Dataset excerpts
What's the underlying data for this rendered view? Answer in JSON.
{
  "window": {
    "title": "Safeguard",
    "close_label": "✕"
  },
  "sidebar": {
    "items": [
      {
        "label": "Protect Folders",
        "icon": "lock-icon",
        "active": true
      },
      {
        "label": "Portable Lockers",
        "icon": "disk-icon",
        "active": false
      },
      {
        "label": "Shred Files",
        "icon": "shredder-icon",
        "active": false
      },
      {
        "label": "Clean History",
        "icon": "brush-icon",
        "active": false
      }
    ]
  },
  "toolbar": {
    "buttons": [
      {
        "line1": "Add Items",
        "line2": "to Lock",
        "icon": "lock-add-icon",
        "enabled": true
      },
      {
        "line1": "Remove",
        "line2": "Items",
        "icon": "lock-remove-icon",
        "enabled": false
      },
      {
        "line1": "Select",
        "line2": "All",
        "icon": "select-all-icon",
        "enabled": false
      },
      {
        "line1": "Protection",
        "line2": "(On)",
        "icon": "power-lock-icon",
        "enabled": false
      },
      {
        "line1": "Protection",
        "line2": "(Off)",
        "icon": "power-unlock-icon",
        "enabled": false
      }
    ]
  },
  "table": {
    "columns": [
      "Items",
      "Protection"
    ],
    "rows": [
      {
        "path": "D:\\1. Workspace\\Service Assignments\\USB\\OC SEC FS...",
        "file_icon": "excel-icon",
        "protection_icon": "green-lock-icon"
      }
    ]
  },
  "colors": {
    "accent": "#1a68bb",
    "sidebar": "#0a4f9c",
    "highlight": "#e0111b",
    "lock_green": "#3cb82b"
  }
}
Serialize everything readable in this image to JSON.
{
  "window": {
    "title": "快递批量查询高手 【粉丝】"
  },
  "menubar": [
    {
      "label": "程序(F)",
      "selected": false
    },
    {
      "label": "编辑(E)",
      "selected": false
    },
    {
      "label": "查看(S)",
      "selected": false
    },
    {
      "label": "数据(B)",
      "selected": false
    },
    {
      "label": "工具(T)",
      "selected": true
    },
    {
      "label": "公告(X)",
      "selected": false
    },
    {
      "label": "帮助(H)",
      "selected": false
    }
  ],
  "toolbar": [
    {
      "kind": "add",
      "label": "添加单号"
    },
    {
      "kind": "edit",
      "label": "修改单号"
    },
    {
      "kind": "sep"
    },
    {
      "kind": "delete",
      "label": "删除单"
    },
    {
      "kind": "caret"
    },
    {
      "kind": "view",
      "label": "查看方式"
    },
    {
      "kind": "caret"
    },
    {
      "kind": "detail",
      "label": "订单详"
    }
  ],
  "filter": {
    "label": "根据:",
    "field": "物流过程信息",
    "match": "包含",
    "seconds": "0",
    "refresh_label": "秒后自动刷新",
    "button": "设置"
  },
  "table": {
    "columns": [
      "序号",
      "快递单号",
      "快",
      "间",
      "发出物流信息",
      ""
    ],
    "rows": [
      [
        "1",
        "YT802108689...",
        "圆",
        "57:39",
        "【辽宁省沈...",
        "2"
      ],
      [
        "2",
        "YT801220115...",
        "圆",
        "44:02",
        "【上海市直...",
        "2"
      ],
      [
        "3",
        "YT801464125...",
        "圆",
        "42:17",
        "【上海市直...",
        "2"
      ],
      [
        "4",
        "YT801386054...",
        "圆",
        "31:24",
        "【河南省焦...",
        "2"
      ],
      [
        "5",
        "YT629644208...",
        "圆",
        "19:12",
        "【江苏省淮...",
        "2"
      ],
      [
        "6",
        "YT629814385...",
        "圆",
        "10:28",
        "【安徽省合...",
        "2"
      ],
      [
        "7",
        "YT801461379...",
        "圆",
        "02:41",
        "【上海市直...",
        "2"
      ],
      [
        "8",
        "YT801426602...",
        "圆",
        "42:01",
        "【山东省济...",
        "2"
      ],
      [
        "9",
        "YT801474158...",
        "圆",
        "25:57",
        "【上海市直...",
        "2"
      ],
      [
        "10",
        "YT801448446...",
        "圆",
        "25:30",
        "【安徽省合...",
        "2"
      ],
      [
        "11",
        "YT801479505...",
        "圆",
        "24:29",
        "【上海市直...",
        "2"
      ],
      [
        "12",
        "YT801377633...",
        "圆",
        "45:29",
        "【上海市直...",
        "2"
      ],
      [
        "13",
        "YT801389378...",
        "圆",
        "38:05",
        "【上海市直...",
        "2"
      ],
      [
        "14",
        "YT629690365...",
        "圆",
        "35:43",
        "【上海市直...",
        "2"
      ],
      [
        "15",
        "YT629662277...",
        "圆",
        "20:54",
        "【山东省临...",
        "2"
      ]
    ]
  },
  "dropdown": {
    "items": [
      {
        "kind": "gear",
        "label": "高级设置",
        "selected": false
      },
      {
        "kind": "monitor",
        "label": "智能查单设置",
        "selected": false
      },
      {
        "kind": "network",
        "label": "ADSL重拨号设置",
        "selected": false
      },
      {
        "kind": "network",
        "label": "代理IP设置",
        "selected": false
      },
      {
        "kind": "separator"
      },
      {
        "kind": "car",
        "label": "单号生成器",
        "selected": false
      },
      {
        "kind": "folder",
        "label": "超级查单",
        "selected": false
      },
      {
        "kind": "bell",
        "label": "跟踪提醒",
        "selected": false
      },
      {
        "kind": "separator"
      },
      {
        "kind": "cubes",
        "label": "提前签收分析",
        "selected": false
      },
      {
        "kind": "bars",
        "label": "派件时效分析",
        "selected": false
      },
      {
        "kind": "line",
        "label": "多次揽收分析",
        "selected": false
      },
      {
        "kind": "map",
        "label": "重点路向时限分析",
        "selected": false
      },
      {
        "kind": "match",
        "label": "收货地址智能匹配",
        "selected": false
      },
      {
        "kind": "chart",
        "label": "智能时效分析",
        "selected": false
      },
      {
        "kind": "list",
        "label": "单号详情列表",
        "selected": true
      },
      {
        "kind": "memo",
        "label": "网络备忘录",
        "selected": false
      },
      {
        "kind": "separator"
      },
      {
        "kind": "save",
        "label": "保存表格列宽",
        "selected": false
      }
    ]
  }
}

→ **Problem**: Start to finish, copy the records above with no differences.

→ **Completed exercise**:
What's the underlying data for this rendered view? Answer in JSON.
{
  "window": {
    "title": "Safeguard",
    "close_label": "✕"
  },
  "sidebar": {
    "items": [
      {
        "label": "Protect Folders",
        "icon": "lock-icon",
        "active": true
      },
      {
        "label": "Portable Lockers",
        "icon": "disk-icon",
        "active": false
      },
      {
        "label": "Shred Files",
        "icon": "shredder-icon",
        "active": false
      },
      {
        "label": "Clean History",
        "icon": "brush-icon",
        "active": false
      }
    ]
  },
  "toolbar": {
    "buttons": [
      {
        "line1": "Add Items",
        "line2": "to Lock",
        "icon": "lock-add-icon",
        "enabled": true
      },
      {
        "line1": "Remove",
        "line2": "Items",
        "icon": "lock-remove-icon",
        "enabled": false
      },
      {
        "line1": "Select",
        "line2": "All",
        "icon": "select-all-icon",
        "enabled": false
      },
      {
        "line1": "Protection",
        "line2": "(On)",
        "icon": "power-lock-icon",
        "enabled": false
      },
      {
        "line1": "Protection",
        "line2": "(Off)",
        "icon": "power-unlock-icon",
        "enabled": false
      }
    ]
  },
  "table": {
    "columns": [
      "Items",
      "Protection"
    ],
    "rows": [
      {
        "path": "D:\\1. Workspace\\Service Assignments\\USB\\OC SEC FS...",
        "file_icon": "excel-icon",
        "protection_icon": "green-lock-icon"
      }
    ]
  },
  "colors": {
    "accent": "#1a68bb",
    "sidebar": "#0a4f9c",
    "highlight": "#e0111b",
    "lock_green": "#3cb82b"
  }
}
Serialize everything readable in this image to JSON.
{
  "window": {
    "title": "快递批量查询高手 【粉丝】"
  },
  "menubar": [
    {
      "label": "程序(F)",
      "selected": false
    },
    {
      "label": "编辑(E)",
      "selected": false
    },
    {
      "label": "查看(S)",
      "selected": false
    },
    {
      "label": "数据(B)",
      "selected": false
    },
    {
      "label": "工具(T)",
      "selected": true
    },
    {
      "label": "公告(X)",
      "selected": false
    },
    {
      "label": "帮助(H)",
      "selected": false
    }
  ],
  "toolbar": [
    {
      "kind": "add",
      "label": "添加单号"
    },
    {
      "kind": "edit",
      "label": "修改单号"
    },
    {
      "kind": "sep"
    },
    {
      "kind": "delete",
      "label": "删除单"
    },
    {
      "kind": "caret"
    },
    {
      "kind": "view",
      "label": "查看方式"
    },
    {
      "kind": "caret"
    },
    {
      "kind": "detail",
      "label": "订单详"
    }
  ],
  "filter": {
    "label": "根据:",
    "field": "物流过程信息",
    "match": "包含",
    "seconds": "0",
    "refresh_label": "秒后自动刷新",
    "button": "设置"
  },
  "table": {
    "columns": [
      "序号",
      "快递单号",
      "快",
      "间",
      "发出物流信息",
      ""
    ],
    "rows": [
      [
        "1",
        "YT802108689...",
        "圆",
        "57:39",
        "【辽宁省沈...",
        "2"
      ],
      [
        "2",
        "YT801220115...",
        "圆",
        "44:02",
        "【上海市直...",
        "2"
      ],
      [
        "3",
        "YT801464125...",
        "圆",
        "42:17",
        "【上海市直...",
        "2"
      ],
      [
        "4",
        "YT801386054...",
        "圆",
        "31:24",
        "【河南省焦...",
        "2"
      ],
      [
        "5",
        "YT629644208...",
        "圆",
        "19:12",
        "【江苏省淮...",
        "2"
      ],
      [
        "6",
        "YT629814385...",
        "圆",
        "10:28",
        "【安徽省合...",
        "2"
      ],
      [
        "7",
        "YT801461379...",
        "圆",
        "02:41",
        "【上海市直...",
        "2"
      ],
      [
        "8",
        "YT801426602...",
        "圆",
        "42:01",
        "【山东省济...",
        "2"
      ],
      [
        "9",
        "YT801474158...",
        "圆",
        "25:57",
        "【上海市直...",
        "2"
      ],
      [
        "10",
        "YT801448446...",
        "圆",
        "25:30",
        "【安徽省合...",
        "2"
      ],
      [
        "11",
        "YT801479505...",
        "圆",
        "24:29",
        "【上海市直...",
        "2"
      ],
      [
        "12",
        "YT801377633...",
        "圆",
        "45:29",
        "【上海市直...",
        "2"
      ],
      [
        "13",
        "YT801389378...",
        "圆",
        "38:05",
        "【上海市直...",
        "2"
      ],
      [
        "14",
        "YT629690365...",
        "圆",
        "35:43",
        "【上海市直...",
        "2"
      ],
      [
        "15",
        "YT629662277...",
        "圆",
        "20:54",
        "【山东省临...",
        "2"
      ]
    ]
  },
  "dropdown": {
    "items": [
      {
        "kind": "gear",
        "label": "高级设置",
        "selected": false
      },
      {
        "kind": "monitor",
        "label": "智能查单设置",
        "selected": false
      },
      {
        "kind": "network",
        "label": "ADSL重拨号设置",
        "selected": false
      },
      {
        "kind": "network",
        "label": "代理IP设置",
        "selected": false
      },
      {
        "kind": "separator"
      },
      {
        "kind": "car",
        "label": "单号生成器",
        "selected": false
      },
      {
        "kind": "folder",
        "label": "超级查单",
        "selected": false
      },
      {
        "kind": "bell",
        "label": "跟踪提醒",
        "selected": false
      },
      {
        "kind": "separator"
      },
      {
        "kind": "cubes",
        "label": "提前签收分析",
        "selected": false
      },
      {
        "kind": "bars",
        "label": "派件时效分析",
        "selected": false
      },
      {
        "kind": "line",
        "label": "多次揽收分析",
        "selected": false
      },
      {
        "kind": "map",
        "label": "重点路向时限分析",
        "selected": false
      },
      {
        "kind": "match",
        "label": "收货地址智能匹配",
        "selected": false
      },
      {
        "kind": "chart",
        "label": "智能时效分析",
        "selected": false
      },
      {
        "kind": "list",
        "label": "单号详情列表",
        "selected": true
      },
      {
        "kind": "memo",
        "label": "网络备忘录",
        "selected": false
      },
      {
        "kind": "separator"
      },
      {
        "kind": "save",
        "label": "保存表格列宽",
        "selected": false
      }
    ]
  }
}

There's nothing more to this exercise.